_WHAT IS BEING ASKED:_ Reproduce the data word for word, keeping every line complete.

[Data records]
_ _ _ _ _

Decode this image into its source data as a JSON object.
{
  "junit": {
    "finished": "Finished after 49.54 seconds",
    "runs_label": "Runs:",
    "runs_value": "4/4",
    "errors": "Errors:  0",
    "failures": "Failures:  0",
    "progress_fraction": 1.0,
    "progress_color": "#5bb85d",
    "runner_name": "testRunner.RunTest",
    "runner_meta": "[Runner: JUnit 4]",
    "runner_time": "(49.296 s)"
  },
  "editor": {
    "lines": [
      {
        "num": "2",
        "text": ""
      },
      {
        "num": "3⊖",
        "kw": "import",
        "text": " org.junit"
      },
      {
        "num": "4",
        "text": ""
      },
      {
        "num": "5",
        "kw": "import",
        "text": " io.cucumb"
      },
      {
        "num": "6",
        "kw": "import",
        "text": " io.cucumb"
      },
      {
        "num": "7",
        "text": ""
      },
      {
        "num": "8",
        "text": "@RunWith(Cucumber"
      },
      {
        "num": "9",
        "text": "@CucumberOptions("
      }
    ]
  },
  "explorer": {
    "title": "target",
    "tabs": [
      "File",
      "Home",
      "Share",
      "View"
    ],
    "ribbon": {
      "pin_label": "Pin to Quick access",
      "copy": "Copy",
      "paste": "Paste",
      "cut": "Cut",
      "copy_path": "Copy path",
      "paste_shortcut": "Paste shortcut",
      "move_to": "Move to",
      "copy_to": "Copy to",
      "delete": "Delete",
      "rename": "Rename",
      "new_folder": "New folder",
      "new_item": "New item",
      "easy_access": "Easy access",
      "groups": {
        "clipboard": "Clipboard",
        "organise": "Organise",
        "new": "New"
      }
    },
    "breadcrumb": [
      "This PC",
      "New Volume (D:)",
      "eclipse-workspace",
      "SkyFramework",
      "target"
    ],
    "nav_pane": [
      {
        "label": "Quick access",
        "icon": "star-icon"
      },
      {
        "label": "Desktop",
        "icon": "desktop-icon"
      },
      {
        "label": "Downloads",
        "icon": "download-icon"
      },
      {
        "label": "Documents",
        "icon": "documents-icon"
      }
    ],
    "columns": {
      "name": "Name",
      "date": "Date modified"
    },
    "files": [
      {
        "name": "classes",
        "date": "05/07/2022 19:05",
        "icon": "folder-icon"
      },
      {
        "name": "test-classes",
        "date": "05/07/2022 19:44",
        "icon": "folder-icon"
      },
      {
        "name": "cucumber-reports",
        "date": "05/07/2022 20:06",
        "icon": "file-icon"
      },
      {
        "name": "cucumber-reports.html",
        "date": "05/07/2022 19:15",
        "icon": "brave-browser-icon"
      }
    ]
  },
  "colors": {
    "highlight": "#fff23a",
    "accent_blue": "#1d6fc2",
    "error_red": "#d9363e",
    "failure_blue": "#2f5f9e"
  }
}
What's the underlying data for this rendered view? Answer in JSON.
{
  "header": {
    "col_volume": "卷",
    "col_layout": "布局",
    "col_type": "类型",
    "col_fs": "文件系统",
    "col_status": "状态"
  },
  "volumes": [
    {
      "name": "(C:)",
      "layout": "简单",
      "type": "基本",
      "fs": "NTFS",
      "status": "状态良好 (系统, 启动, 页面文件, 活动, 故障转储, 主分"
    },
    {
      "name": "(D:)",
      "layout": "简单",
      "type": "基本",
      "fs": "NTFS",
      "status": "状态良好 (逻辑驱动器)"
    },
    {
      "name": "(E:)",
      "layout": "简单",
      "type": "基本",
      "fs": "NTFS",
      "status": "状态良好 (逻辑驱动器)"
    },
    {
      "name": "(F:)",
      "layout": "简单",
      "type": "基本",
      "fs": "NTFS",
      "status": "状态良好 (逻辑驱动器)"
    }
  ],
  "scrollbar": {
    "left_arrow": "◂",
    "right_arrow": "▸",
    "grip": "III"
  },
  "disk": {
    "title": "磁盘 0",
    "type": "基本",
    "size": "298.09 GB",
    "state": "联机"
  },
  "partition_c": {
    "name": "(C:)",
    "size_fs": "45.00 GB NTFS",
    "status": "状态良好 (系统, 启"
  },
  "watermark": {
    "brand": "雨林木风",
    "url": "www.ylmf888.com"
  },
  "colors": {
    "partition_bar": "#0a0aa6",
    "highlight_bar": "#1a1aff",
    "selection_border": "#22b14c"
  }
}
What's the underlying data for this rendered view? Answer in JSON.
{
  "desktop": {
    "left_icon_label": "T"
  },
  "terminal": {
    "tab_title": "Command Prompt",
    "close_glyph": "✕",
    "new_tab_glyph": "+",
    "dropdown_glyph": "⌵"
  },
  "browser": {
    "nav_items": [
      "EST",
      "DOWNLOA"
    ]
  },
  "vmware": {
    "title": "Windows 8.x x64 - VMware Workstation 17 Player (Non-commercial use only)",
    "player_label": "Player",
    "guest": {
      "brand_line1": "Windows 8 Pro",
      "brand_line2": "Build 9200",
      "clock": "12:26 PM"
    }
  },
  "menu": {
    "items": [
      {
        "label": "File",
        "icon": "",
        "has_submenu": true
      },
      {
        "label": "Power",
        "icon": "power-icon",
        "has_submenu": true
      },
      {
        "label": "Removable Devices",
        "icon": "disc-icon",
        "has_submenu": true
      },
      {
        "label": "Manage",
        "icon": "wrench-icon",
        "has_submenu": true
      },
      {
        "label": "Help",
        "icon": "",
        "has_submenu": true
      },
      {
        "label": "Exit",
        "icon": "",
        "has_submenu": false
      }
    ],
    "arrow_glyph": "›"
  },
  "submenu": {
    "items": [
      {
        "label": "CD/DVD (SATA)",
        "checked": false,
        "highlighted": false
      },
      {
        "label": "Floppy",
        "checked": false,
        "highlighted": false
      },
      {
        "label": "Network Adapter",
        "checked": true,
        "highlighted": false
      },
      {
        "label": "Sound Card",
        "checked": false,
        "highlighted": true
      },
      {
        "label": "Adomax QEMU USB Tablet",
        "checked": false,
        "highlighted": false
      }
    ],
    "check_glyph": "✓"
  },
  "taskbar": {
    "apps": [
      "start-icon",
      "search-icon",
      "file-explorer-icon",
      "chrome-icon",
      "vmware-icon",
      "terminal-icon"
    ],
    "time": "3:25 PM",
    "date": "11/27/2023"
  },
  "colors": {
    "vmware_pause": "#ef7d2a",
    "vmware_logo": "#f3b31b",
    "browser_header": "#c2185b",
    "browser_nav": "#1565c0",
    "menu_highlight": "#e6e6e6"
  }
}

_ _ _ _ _

_ANSWER:_
Decode this image into its source data as a JSON object.
{
  "junit": {
    "finished": "Finished after 49.54 seconds",
    "runs_label": "Runs:",
    "runs_value": "4/4",
    "errors": "Errors:  0",
    "failures": "Failures:  0",
    "progress_fraction": 1.0,
    "progress_color": "#5bb85d",
    "runner_name": "testRunner.RunTest",
    "runner_meta": "[Runner: JUnit 4]",
    "runner_time": "(49.296 s)"
  },
  "editor": {
    "lines": [
      {
        "num": "2",
        "text": ""
      },
      {
        "num": "3⊖",
        "kw": "import",
        "text": " org.junit"
      },
      {
        "num": "4",
        "text": ""
      },
      {
        "num": "5",
        "kw": "import",
        "text": " io.cucumb"
      },
      {
        "num": "6",
        "kw": "import",
        "text": " io.cucumb"
      },
      {
        "num": "7",
        "text": ""
      },
      {
        "num": "8",
        "text": "@RunWith(Cucumber"
      },
      {
        "num": "9",
        "text": "@CucumberOptions("
      }
    ]
  },
  "explorer": {
    "title": "target",
    "tabs": [
      "File",
      "Home",
      "Share",
      "View"
    ],
    "ribbon": {
      "pin_label": "Pin to Quick access",
      "copy": "Copy",
      "paste": "Paste",
      "cut": "Cut",
      "copy_path": "Copy path",
      "paste_shortcut": "Paste shortcut",
      "move_to": "Move to",
      "copy_to": "Copy to",
      "delete": "Delete",
      "rename": "Rename",
      "new_folder": "New folder",
      "new_item": "New item",
      "easy_access": "Easy access",
      "groups": {
        "clipboard": "Clipboard",
        "organise": "Organise",
        "new": "New"
      }
    },
    "breadcrumb": [
      "This PC",
      "New Volume (D:)",
      "eclipse-workspace",
      "SkyFramework",
      "target"
    ],
    "nav_pane": [
      {
        "label": "Quick access",
        "icon": "star-icon"
      },
      {
        "label": "Desktop",
        "icon": "desktop-icon"
      },
      {
        "label": "Downloads",
        "icon": "download-icon"
      },
      {
        "label": "Documents",
        "icon": "documents-icon"
      }
    ],
    "columns": {
      "name": "Name",
      "date": "Date modified"
    },
    "files": [
      {
        "name": "classes",
        "date": "05/07/2022 19:05",
        "icon": "folder-icon"
      },
      {
        "name": "test-classes",
        "date": "05/07/2022 19:44",
        "icon": "folder-icon"
      },
      {
        "name": "cucumber-reports",
        "date": "05/07/2022 20:06",
        "icon": "file-icon"
      },
      {
        "name": "cucumber-reports.html",
        "date": "05/07/2022 19:15",
        "icon": "brave-browser-icon"
      }
    ]
  },
  "colors": {
    "highlight": "#fff23a",
    "accent_blue": "#1d6fc2",
    "error_red": "#d9363e",
    "failure_blue": "#2f5f9e"
  }
}
What's the underlying data for this rendered view? Answer in JSON.
{
  "header": {
    "col_volume": "卷",
    "col_layout": "布局",
    "col_type": "类型",
    "col_fs": "文件系统",
    "col_status": "状态"
  },
  "volumes": [
    {
      "name": "(C:)",
      "layout": "简单",
      "type": "基本",
      "fs": "NTFS",
      "status": "状态良好 (系统, 启动, 页面文件, 活动, 故障转储, 主分"
    },
    {
      "name": "(D:)",
      "layout": "简单",
      "type": "基本",
      "fs": "NTFS",
      "status": "状态良好 (逻辑驱动器)"
    },
    {
      "name": "(E:)",
      "layout": "简单",
      "type": "基本",
      "fs": "NTFS",
      "status": "状态良好 (逻辑驱动器)"
    },
    {
      "name": "(F:)",
      "layout": "简单",
      "type": "基本",
      "fs": "NTFS",
      "status": "状态良好 (逻辑驱动器)"
    }
  ],
  "scrollbar": {
    "left_arrow": "◂",
    "right_arrow": "▸",
    "grip": "III"
  },
  "disk": {
    "title": "磁盘 0",
    "type": "基本",
    "size": "298.09 GB",
    "state": "联机"
  },
  "partition_c": {
    "name": "(C:)",
    "size_fs": "45.00 GB NTFS",
    "status": "状态良好 (系统, 启"
  },
  "watermark": {
    "brand": "雨林木风",
    "url": "www.ylmf888.com"
  },
  "colors": {
    "partition_bar": "#0a0aa6",
    "highlight_bar": "#1a1aff",
    "selection_border": "#22b14c"
  }
}
What's the underlying data for this rendered view? Answer in JSON.
{
  "desktop": {
    "left_icon_label": "T"
  },
  "terminal": {
    "tab_title": "Command Prompt",
    "close_glyph": "✕",
    "new_tab_glyph": "+",
    "dropdown_glyph": "⌵"
  },
  "browser": {
    "nav_items": [
      "EST",
      "DOWNLOA"
    ]
  },
  "vmware": {
    "title": "Windows 8.x x64 - VMware Workstation 17 Player (Non-commercial use only)",
    "player_label": "Player",
    "guest": {
      "brand_line1": "Windows 8 Pro",
      "brand_line2": "Build 9200",
      "clock": "12:26 PM"
    }
  },
  "menu": {
    "items": [
      {
        "label": "File",
        "icon": "",
        "has_submenu": true
      },
      {
        "label": "Power",
        "icon": "power-icon",
        "has_submenu": true
      },
      {
        "label": "Removable Devices",
        "icon": "disc-icon",
        "has_submenu": true
      },
      {
        "label": "Manage",
        "icon": "wrench-icon",
        "has_submenu": true
      },
      {
        "label": "Help",
        "icon": "",
        "has_submenu": true
      },
      {
        "label": "Exit",
        "icon": "",
        "has_submenu": false
      }
    ],
    "arrow_glyph": "›"
  },
  "submenu": {
    "items": [
      {
        "label": "CD/DVD (SATA)",
        "checked": false,
        "highlighted": false
      },
      {
        "label": "Floppy",
        "checked": false,
        "highlighted": false
      },
      {
        "label": "Network Adapter",
        "checked": true,
        "highlighted": false
      },
      {
        "label": "Sound Card",
        "checked": false,
        "highlighted": true
      },
      {
        "label": "Adomax QEMU USB Tablet",
        "checked": false,
        "highlighted": false
      }
    ],
    "check_glyph": "✓"
  },
  "taskbar": {
    "apps": [
      "start-icon",
      "search-icon",
      "file-explorer-icon",
      "chrome-icon",
      "vmware-icon",
      "terminal-icon"
    ],
    "time": "3:25 PM",
    "date": "11/27/2023"
  },
  "colors": {
    "vmware_pause": "#ef7d2a",
    "vmware_logo": "#f3b31b",
    "browser_header": "#c2185b",
    "browser_nav": "#1565c0",
    "menu_highlight": "#e6e6e6"
  }
}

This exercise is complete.